▶ EXERCISE DESCRIPTION
Could the entries below be reproduced exactly, with the images removed?

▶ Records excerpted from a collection
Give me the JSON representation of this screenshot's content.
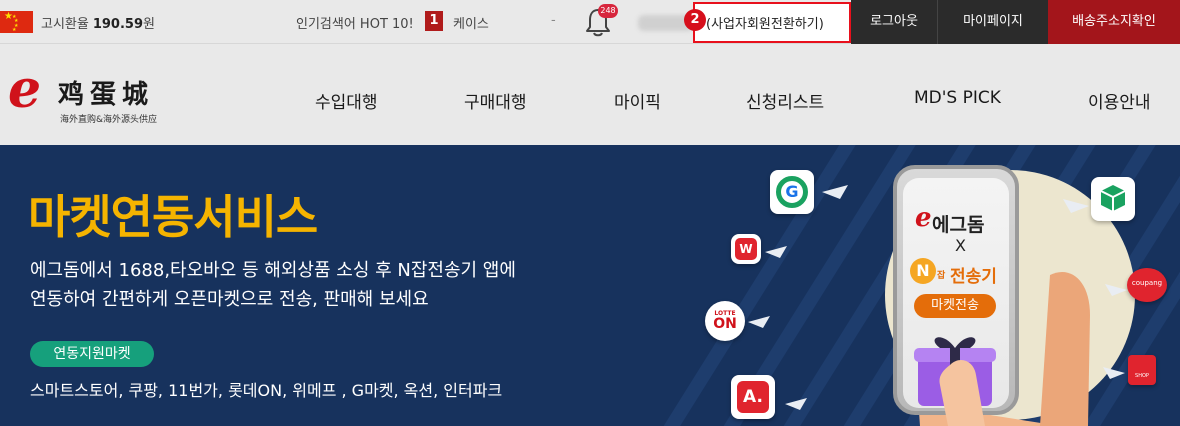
{
  "topbar": {
    "rate_label": "고시환율",
    "rate_value": "190.59",
    "rate_unit": "원",
    "hot_label": "인기검색어 HOT 10!",
    "hot_rank": "1",
    "hot_keyword": "케이스",
    "hot_dash": "-",
    "bell_badge": "248",
    "step_badge": "2",
    "convert_link": "(사업자회원전환하기)",
    "logout": "로그아웃",
    "mypage": "마이페이지",
    "shipping": "배송주소지확인"
  },
  "logo": {
    "mark": "e",
    "name_cn": "鸡蛋城",
    "sub_cn": "海外直购&海外源头供应"
  },
  "nav": {
    "items": [
      "수입대행",
      "구매대행",
      "마이픽",
      "신청리스트",
      "MD'S PICK",
      "이용안내"
    ]
  },
  "banner": {
    "title": "마켓연동서비스",
    "desc_line1": "에그돔에서 1688,타오바오 등 해외상품 소싱 후 N잡전송기 앱에",
    "desc_line2": "연동하여 간편하게 오픈마켓으로 전송, 판매해 보세요",
    "tag": "연동지원마켓",
    "markets": "스마트스토어, 쿠팡, 11번가, 롯데ON, 위메프 , G마켓, 옥션, 인터파크",
    "phone": {
      "e_mark": "e",
      "brand": "에그돔",
      "x": "X",
      "n_mark": "N",
      "n_small": "잡",
      "sender": "전송기",
      "button": "마켓전송"
    },
    "icons": {
      "g_letter": "G",
      "w_letter": "W",
      "lotte_top": "LOTTE",
      "lotte_on": "ON",
      "a_letter": "A.",
      "coupang": "coupang",
      "shop": "SHOP"
    }
  }
}
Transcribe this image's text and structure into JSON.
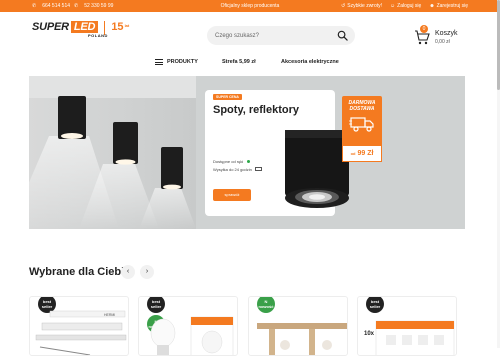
{
  "topbar": {
    "phone1": "664 514 514",
    "phone2": "52 330 59 99",
    "center_text": "Oficjalny sklep producenta",
    "quick_returns": "Szybkie zwroty!",
    "login": "Zaloguj się",
    "register": "Zarejestruj się"
  },
  "logo": {
    "super": "SUPER",
    "led": "LED",
    "country": "POLAND",
    "years": "15",
    "years_suffix": "lat"
  },
  "search": {
    "placeholder": "Czego szukasz?"
  },
  "cart": {
    "label": "Koszyk",
    "total": "0,00 zł",
    "count": "0"
  },
  "nav": {
    "products": "PRODUKTY",
    "zone": "Strefa 5,99 zł",
    "accessories": "Akcesoria elektryczne"
  },
  "hero": {
    "tag": "SUPER CENA",
    "title": "Spoty, reflektory",
    "availability_label": "Dostępne od ręki",
    "shipping_label": "Wysyłka do 24 godzin",
    "button": "sprawdź",
    "delivery_line1": "DARMOWA",
    "delivery_line2": "DOSTAWA",
    "price_prefix": "od",
    "price": "99 Zł"
  },
  "recommended": {
    "title": "Wybrane dla Ciebie",
    "prev": "‹",
    "next": "›",
    "products": [
      {
        "badge": "best seller",
        "brand": "HERMI"
      },
      {
        "badge": "best seller",
        "badge2": "N nowość"
      },
      {
        "badge": "N nowość"
      },
      {
        "badge": "best seller",
        "pack": "10x"
      }
    ]
  },
  "colors": {
    "accent": "#f47a20",
    "dark": "#222222",
    "green": "#3aa049"
  }
}
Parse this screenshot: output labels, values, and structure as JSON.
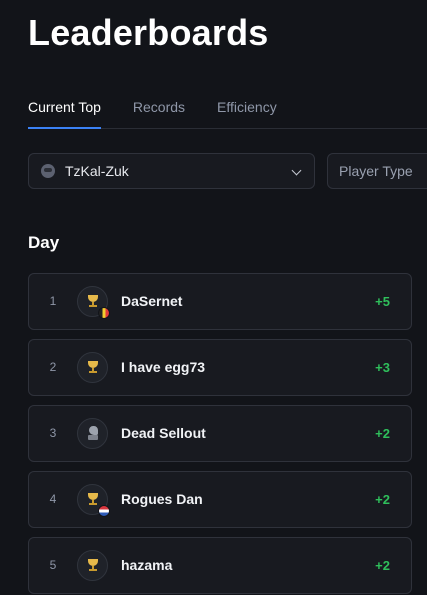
{
  "page": {
    "title": "Leaderboards"
  },
  "tabs": [
    {
      "label": "Current Top",
      "active": true
    },
    {
      "label": "Records",
      "active": false
    },
    {
      "label": "Efficiency",
      "active": false
    }
  ],
  "filters": {
    "boss": {
      "value": "TzKal-Zuk",
      "icon": "tzkal-zuk-icon"
    },
    "player_type": {
      "placeholder": "Player Type"
    }
  },
  "section": {
    "title": "Day"
  },
  "colors": {
    "accent": "#3b82f6",
    "positive": "#2fbf5b",
    "trophy": "#e6b94a"
  },
  "entries": [
    {
      "rank": "1",
      "name": "DaSernet",
      "delta": "+5",
      "icon": "trophy-icon",
      "flag": "belgium-flag-icon"
    },
    {
      "rank": "2",
      "name": "I have egg73",
      "delta": "+3",
      "icon": "trophy-icon",
      "flag": ""
    },
    {
      "rank": "3",
      "name": "Dead Sellout",
      "delta": "+2",
      "icon": "knight-icon",
      "flag": ""
    },
    {
      "rank": "4",
      "name": "Rogues Dan",
      "delta": "+2",
      "icon": "trophy-icon",
      "flag": "netherlands-flag-icon"
    },
    {
      "rank": "5",
      "name": "hazama",
      "delta": "+2",
      "icon": "trophy-icon",
      "flag": ""
    }
  ]
}
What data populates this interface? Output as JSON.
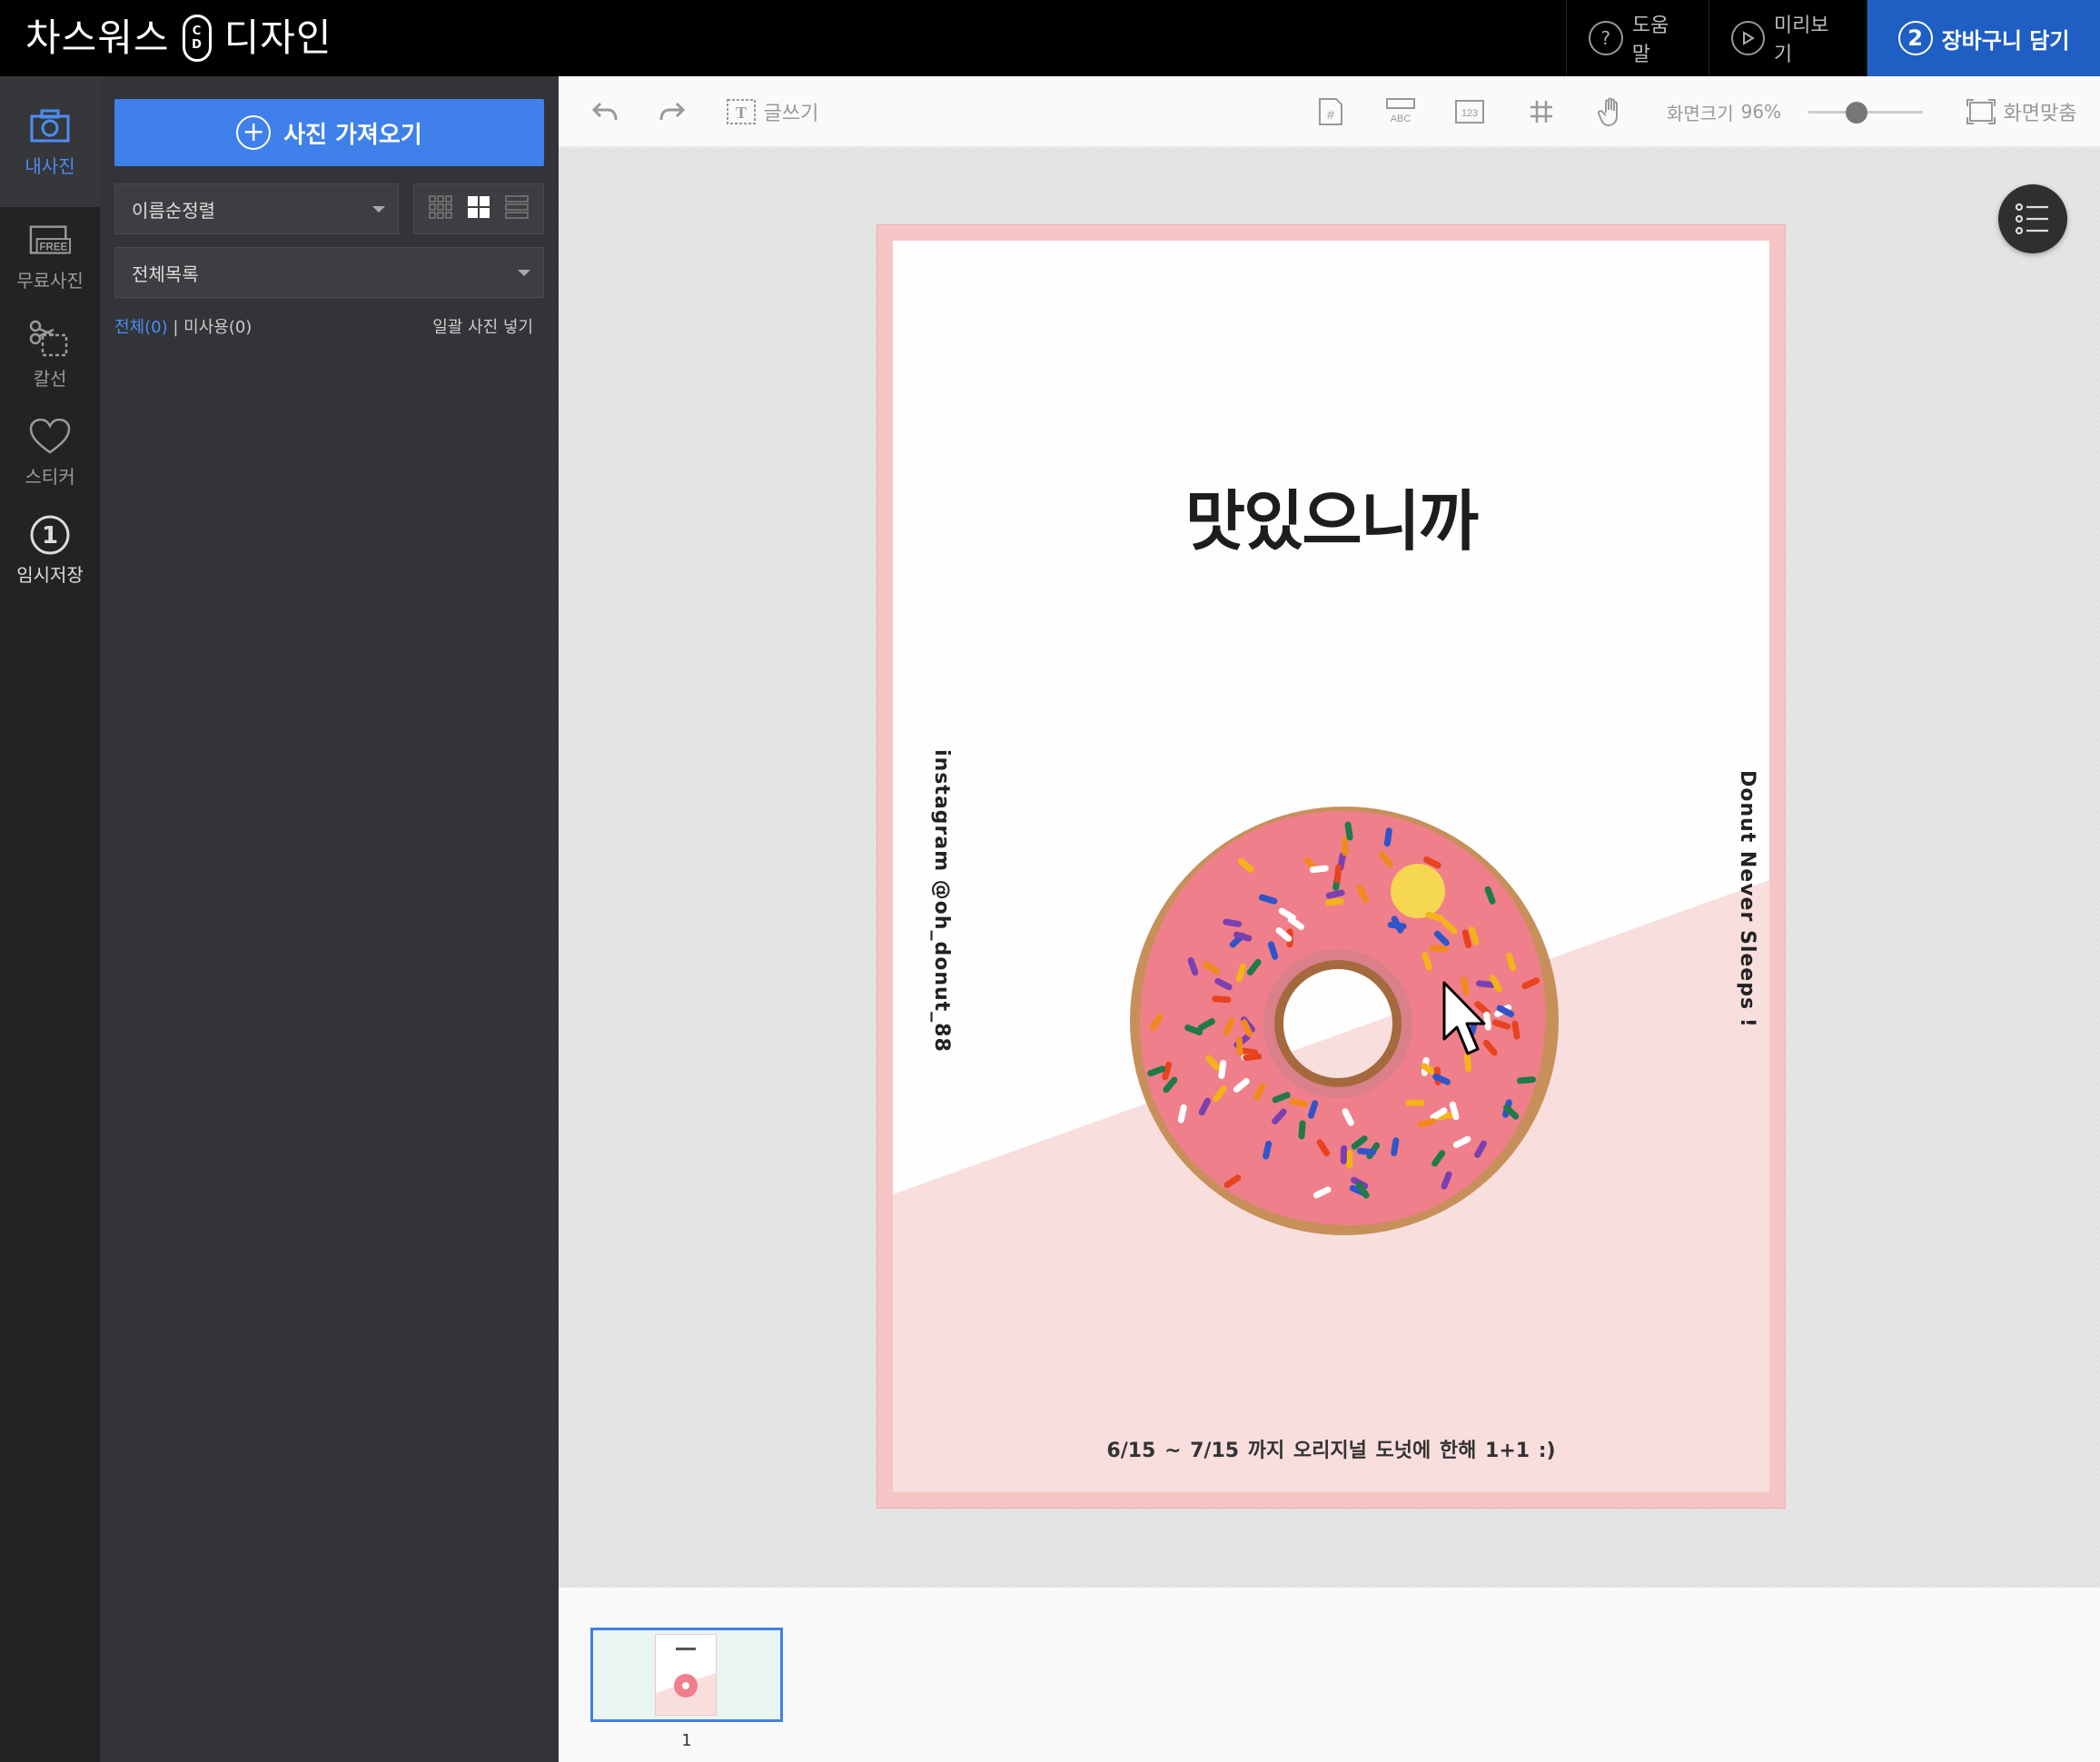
{
  "topbar": {
    "brand_left": "차스워스",
    "brand_logo": [
      "C",
      "D"
    ],
    "brand_right": "디자인",
    "help_label": "도움말",
    "help_icon": "question-icon",
    "preview_label": "미리보기",
    "preview_icon": "play-icon",
    "cart_step": "2",
    "cart_label": "장바구니 담기"
  },
  "leftnav": {
    "items": [
      {
        "label": "내사진",
        "icon": "camera-icon",
        "active": true
      },
      {
        "label": "무료사진",
        "icon": "free-photo-icon",
        "badge": "FREE"
      },
      {
        "label": "칼선",
        "icon": "scissors-icon"
      },
      {
        "label": "스티커",
        "icon": "heart-icon"
      },
      {
        "label": "임시저장",
        "icon": "temp-save-icon",
        "number": "1"
      }
    ]
  },
  "panel": {
    "import_label": "사진 가져오기",
    "sort_value": "이름순정렬",
    "folder_value": "전체목록",
    "filter_all": "전체(0)",
    "filter_sep": " | ",
    "filter_unused": "미사용(0)",
    "bulk_insert": "일괄 사진 넣기"
  },
  "toolbar": {
    "text_label": "글쓰기",
    "zoom_label": "화면크기",
    "zoom_value": "96%",
    "zoom_level": 0.42,
    "fit_label": "화면맞춤",
    "abc_label": "ABC",
    "num_label": "123"
  },
  "poster": {
    "title": "맛있으니까",
    "left_vertical": "instagram @oh_donut_88",
    "right_vertical": "Donut Never Sleeps !",
    "footer": "6/15 ~ 7/15 까지  오리지널 도넛에 한해 1+1   :)"
  },
  "colors": {
    "accent": "#3f80ea",
    "cart": "#1f5fc4",
    "poster_border": "#f7c5c6",
    "poster_pink": "#f9dede",
    "donut_icing": "#ef7f8a"
  },
  "filmstrip": {
    "page_number": "1"
  }
}
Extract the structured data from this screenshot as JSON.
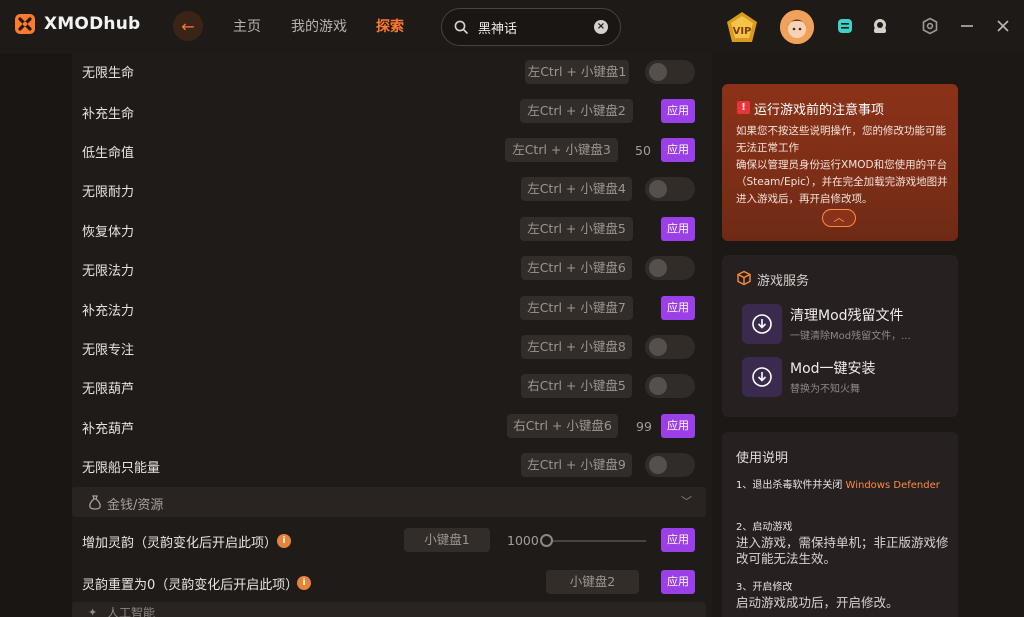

▶ REPLY
Give me the JSON representation of this screenshot's content.
{
  "topbar": {
    "rate_label": "고시환율",
    "rate_value": "190.59",
    "rate_unit": "원",
    "hot_label": "인기검색어 HOT 10!",
    "hot_rank": "1",
    "hot_keyword": "케이스",
    "hot_dash": "-",
    "bell_badge": "248",
    "step_badge": "2",
    "convert_link": "(사업자회원전환하기)",
    "logout": "로그아웃",
    "mypage": "마이페이지",
    "shipping": "배송주소지확인"
  },
  "logo": {
    "mark": "e",
    "name_cn": "鸡蛋城",
    "sub_cn": "海外直购&海外源头供应"
  },
  "nav": {
    "items": [
      "수입대행",
      "구매대행",
      "마이픽",
      "신청리스트",
      "MD'S PICK",
      "이용안내"
    ]
  },
  "banner": {
    "title": "마켓연동서비스",
    "desc_line1": "에그돔에서 1688,타오바오 등 해외상품 소싱 후 N잡전송기 앱에",
    "desc_line2": "연동하여 간편하게 오픈마켓으로 전송, 판매해 보세요",
    "tag": "연동지원마켓",
    "markets": "스마트스토어, 쿠팡, 11번가, 롯데ON, 위메프 , G마켓, 옥션, 인터파크",
    "phone": {
      "e_mark": "e",
      "brand": "에그돔",
      "x": "X",
      "n_mark": "N",
      "n_small": "잡",
      "sender": "전송기",
      "button": "마켓전송"
    },
    "icons": {
      "g_letter": "G",
      "w_letter": "W",
      "lotte_top": "LOTTE",
      "lotte_on": "ON",
      "a_letter": "A.",
      "coupang": "coupang",
      "shop": "SHOP"
    }
  }
}
Transcribe this image's text and structure into JSON.
{
  "topbar": {
    "phone1": "664 514 514",
    "phone2": "52 330 59 99",
    "center_text": "Oficjalny sklep producenta",
    "quick_returns": "Szybkie zwroty!",
    "login": "Zaloguj się",
    "register": "Zarejestruj się"
  },
  "logo": {
    "super": "SUPER",
    "led": "LED",
    "country": "POLAND",
    "years": "15",
    "years_suffix": "lat"
  },
  "search": {
    "placeholder": "Czego szukasz?"
  },
  "cart": {
    "label": "Koszyk",
    "total": "0,00 zł",
    "count": "0"
  },
  "nav": {
    "products": "PRODUKTY",
    "zone": "Strefa 5,99 zł",
    "accessories": "Akcesoria elektryczne"
  },
  "hero": {
    "tag": "SUPER CENA",
    "title": "Spoty, reflektory",
    "availability_label": "Dostępne od ręki",
    "shipping_label": "Wysyłka do 24 godzin",
    "button": "sprawdź",
    "delivery_line1": "DARMOWA",
    "delivery_line2": "DOSTAWA",
    "price_prefix": "od",
    "price": "99 Zł"
  },
  "recommended": {
    "title": "Wybrane dla Ciebie",
    "prev": "‹",
    "next": "›",
    "products": [
      {
        "badge": "best seller",
        "brand": "HERMI"
      },
      {
        "badge": "best seller",
        "badge2": "N nowość"
      },
      {
        "badge": "N nowość"
      },
      {
        "badge": "best seller",
        "pack": "10x"
      }
    ]
  },
  "colors": {
    "accent": "#f47a20",
    "dark": "#222222",
    "green": "#3aa049"
  }
}
Parse this screenshot: output labels, values, and structure as JSON.
{
  "page": {
    "title": "Leaderboards"
  },
  "tabs": [
    {
      "label": "Current Top",
      "active": true
    },
    {
      "label": "Records",
      "active": false
    },
    {
      "label": "Efficiency",
      "active": false
    }
  ],
  "filters": {
    "boss": {
      "value": "TzKal-Zuk",
      "icon": "tzkal-zuk-icon"
    },
    "player_type": {
      "placeholder": "Player Type"
    }
  },
  "section": {
    "title": "Day"
  },
  "colors": {
    "accent": "#3b82f6",
    "positive": "#2fbf5b",
    "trophy": "#e6b94a"
  },
  "entries": [
    {
      "rank": "1",
      "name": "DaSernet",
      "delta": "+5",
      "icon": "trophy-icon",
      "flag": "belgium-flag-icon"
    },
    {
      "rank": "2",
      "name": "I have egg73",
      "delta": "+3",
      "icon": "trophy-icon",
      "flag": ""
    },
    {
      "rank": "3",
      "name": "Dead Sellout",
      "delta": "+2",
      "icon": "knight-icon",
      "flag": ""
    },
    {
      "rank": "4",
      "name": "Rogues Dan",
      "delta": "+2",
      "icon": "trophy-icon",
      "flag": "netherlands-flag-icon"
    },
    {
      "rank": "5",
      "name": "hazama",
      "delta": "+2",
      "icon": "trophy-icon",
      "flag": ""
    }
  ]
}
What data populates this interface? Output as JSON.
{
  "topbar": {
    "brand_left": "차스워스",
    "brand_logo": [
      "C",
      "D"
    ],
    "brand_right": "디자인",
    "help_label": "도움말",
    "help_icon": "question-icon",
    "preview_label": "미리보기",
    "preview_icon": "play-icon",
    "cart_step": "2",
    "cart_label": "장바구니 담기"
  },
  "leftnav": {
    "items": [
      {
        "label": "내사진",
        "icon": "camera-icon",
        "active": true
      },
      {
        "label": "무료사진",
        "icon": "free-photo-icon",
        "badge": "FREE"
      },
      {
        "label": "칼선",
        "icon": "scissors-icon"
      },
      {
        "label": "스티커",
        "icon": "heart-icon"
      },
      {
        "label": "임시저장",
        "icon": "temp-save-icon",
        "number": "1"
      }
    ]
  },
  "panel": {
    "import_label": "사진 가져오기",
    "sort_value": "이름순정렬",
    "folder_value": "전체목록",
    "filter_all": "전체(0)",
    "filter_sep": " | ",
    "filter_unused": "미사용(0)",
    "bulk_insert": "일괄 사진 넣기"
  },
  "toolbar": {
    "text_label": "글쓰기",
    "zoom_label": "화면크기",
    "zoom_value": "96%",
    "zoom_level": 0.42,
    "fit_label": "화면맞춤",
    "abc_label": "ABC",
    "num_label": "123"
  },
  "poster": {
    "title": "맛있으니까",
    "left_vertical": "instagram @oh_donut_88",
    "right_vertical": "Donut Never Sleeps !",
    "footer": "6/15 ~ 7/15 까지  오리지널 도넛에 한해 1+1   :)"
  },
  "colors": {
    "accent": "#3f80ea",
    "cart": "#1f5fc4",
    "poster_border": "#f7c5c6",
    "poster_pink": "#f9dede",
    "donut_icing": "#ef7f8a"
  },
  "filmstrip": {
    "page_number": "1"
  }
}
Extract the structured data from this screenshot as JSON.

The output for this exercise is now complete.